I have recipes for morcon and kilawing labanos at atay ready to be published in my draft box but since I posted my dinuguan a couple of days ago, I thought the best follow up would be its perennial pair, puto. Because what’s better to serve with hearty and savory pork blood stew than soft and fluffy steamed rice cakes?
What is Puto
Although all-purpose flour, cake flour or even hotcake mixes are also used in making this kakanin, traditional putong puti is made from rice grains soaked in water overnight and processed into a smooth batter called galapong. The fermented rice batter is then steamed in banana-lined bamboo platters (bilao) or individual molds.
Over the years, home cooks have spinned these native cakes into many delicious nashville filipino food varieties by adding extracts such as pandan and ube flavorings or by topping them with slices of cheese or salted duck eggs. The recipe here is a for basic putong bigas which you can, of course, fancy up as you like.
Tips on How to Make Puto with Rice Flour
- While you can steam the rice batter as soon as you make it, I highly recommend refrigerating it first overnight before steaming. This extra step was a tip a KP reader shared on the comments years ago, and it does make for a softer and fluffier texture in my opinion.
- I use silicone molds which do need to be greased but if you’re using tin or glass molds, make sure to liberally brush with oil or spray with non-stick cooking spray the insides of the molds.
- The molds I use for this recipe have 2-ounce (1/4 cup) capacity, and at this size, the batter takes about 15 minutes to cook. If using smaller or larger molds or ramekins, adjust steam time accordingly. Check for doneness by inserting a toothpick in the center of the cake; if it comes out clean, the steamed cake is done.
- Cover the steamer lid with cheesecloth or any cotton material to keep the condensation from dripping on the steamed muffins.
More Rice Cake Recipes
Give this Puto recipe a try. It makes about 3 dozens but you can easily halve or double the recipe depending on what you need.
Store leftovers in an airtight container; they will keep in the fridge for up to 3 days or in the freezer for up two months. When ready to serve, warm in the microwave for a few seconds or in the steamer for about 3 to 5 minutes until softened. If frozen, thaw in the fridge before reheating.

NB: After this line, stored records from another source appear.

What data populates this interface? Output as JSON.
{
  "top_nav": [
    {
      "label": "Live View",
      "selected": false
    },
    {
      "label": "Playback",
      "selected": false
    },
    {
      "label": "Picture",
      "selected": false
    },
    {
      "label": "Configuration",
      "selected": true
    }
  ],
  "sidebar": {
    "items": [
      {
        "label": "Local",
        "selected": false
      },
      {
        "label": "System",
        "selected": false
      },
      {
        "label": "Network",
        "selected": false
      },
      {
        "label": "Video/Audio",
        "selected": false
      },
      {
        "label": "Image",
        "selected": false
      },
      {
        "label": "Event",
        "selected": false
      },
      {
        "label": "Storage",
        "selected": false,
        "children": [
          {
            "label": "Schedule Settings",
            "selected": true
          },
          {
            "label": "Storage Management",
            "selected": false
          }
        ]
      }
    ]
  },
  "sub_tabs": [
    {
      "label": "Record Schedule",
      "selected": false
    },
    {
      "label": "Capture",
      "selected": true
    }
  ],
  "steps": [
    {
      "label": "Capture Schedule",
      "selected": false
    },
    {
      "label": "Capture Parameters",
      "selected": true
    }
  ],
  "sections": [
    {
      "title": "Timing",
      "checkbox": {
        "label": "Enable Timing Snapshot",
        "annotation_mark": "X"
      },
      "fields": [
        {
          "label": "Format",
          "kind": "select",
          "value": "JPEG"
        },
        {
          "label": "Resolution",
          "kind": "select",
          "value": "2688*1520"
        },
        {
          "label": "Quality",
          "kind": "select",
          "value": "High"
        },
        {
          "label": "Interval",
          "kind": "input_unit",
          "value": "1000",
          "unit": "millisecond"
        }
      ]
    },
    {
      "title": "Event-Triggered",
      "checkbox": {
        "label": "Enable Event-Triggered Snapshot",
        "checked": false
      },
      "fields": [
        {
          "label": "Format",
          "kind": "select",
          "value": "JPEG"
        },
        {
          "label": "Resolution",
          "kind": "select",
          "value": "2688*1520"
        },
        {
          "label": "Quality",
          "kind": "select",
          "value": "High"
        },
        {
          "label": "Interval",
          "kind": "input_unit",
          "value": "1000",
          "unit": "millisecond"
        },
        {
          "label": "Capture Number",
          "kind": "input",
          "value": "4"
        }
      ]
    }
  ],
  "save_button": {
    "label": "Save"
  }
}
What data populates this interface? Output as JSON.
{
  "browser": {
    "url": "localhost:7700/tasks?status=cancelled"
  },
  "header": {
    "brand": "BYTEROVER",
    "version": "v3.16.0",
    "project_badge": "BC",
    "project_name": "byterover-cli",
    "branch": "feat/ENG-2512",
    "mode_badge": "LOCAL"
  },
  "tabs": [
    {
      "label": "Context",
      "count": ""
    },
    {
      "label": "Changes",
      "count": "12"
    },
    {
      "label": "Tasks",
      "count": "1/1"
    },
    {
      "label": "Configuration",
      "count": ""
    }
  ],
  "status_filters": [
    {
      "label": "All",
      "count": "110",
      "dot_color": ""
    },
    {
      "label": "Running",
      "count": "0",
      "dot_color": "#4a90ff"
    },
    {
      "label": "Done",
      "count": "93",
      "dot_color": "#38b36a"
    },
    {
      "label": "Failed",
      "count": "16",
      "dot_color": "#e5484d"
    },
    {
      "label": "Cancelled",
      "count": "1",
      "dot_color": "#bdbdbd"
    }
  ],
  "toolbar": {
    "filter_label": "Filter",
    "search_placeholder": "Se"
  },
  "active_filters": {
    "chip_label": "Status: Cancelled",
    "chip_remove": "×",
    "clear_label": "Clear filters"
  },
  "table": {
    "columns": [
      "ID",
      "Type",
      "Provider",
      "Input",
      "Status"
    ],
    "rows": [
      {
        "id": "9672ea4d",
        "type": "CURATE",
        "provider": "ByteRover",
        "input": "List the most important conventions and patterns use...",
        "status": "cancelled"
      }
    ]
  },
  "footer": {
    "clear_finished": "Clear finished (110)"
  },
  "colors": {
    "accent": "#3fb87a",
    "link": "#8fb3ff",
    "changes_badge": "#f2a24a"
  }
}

- 4cupsrice flour
- 1 1/2cupssugar
- 3tablespoonsbaking powder
- 1can(13.5 ounces) coconut milk
- non-stick cooking spray or melted butter
In a bowl, combine rice flour, sugar, baking powder, and salt. Whisk until distributed.
Add water and coconut milk. Stir until smooth and well-blended. Cover with film and refrigerate overnight.
Lightly spray insides of puto molds with non-stick cooking or lightly brush with melted butter. Pour puto batter into molds until 3/4 full.
In the bottom part of the steamer, add water and bring to a boil. Arrange filled puto molds in a single layer on the steamer basket. Place steamer basket over the bottom part. Wrap lid of the steamer with cheesecloth or any cotton material (to prevent condensation from dripping onto puto) and cover steamer.
Steam for about 15 minutes or until a toothpick inserted in center comes out clean.
Remove from the heat and allow to slightly cool and gently remove puto from the molds.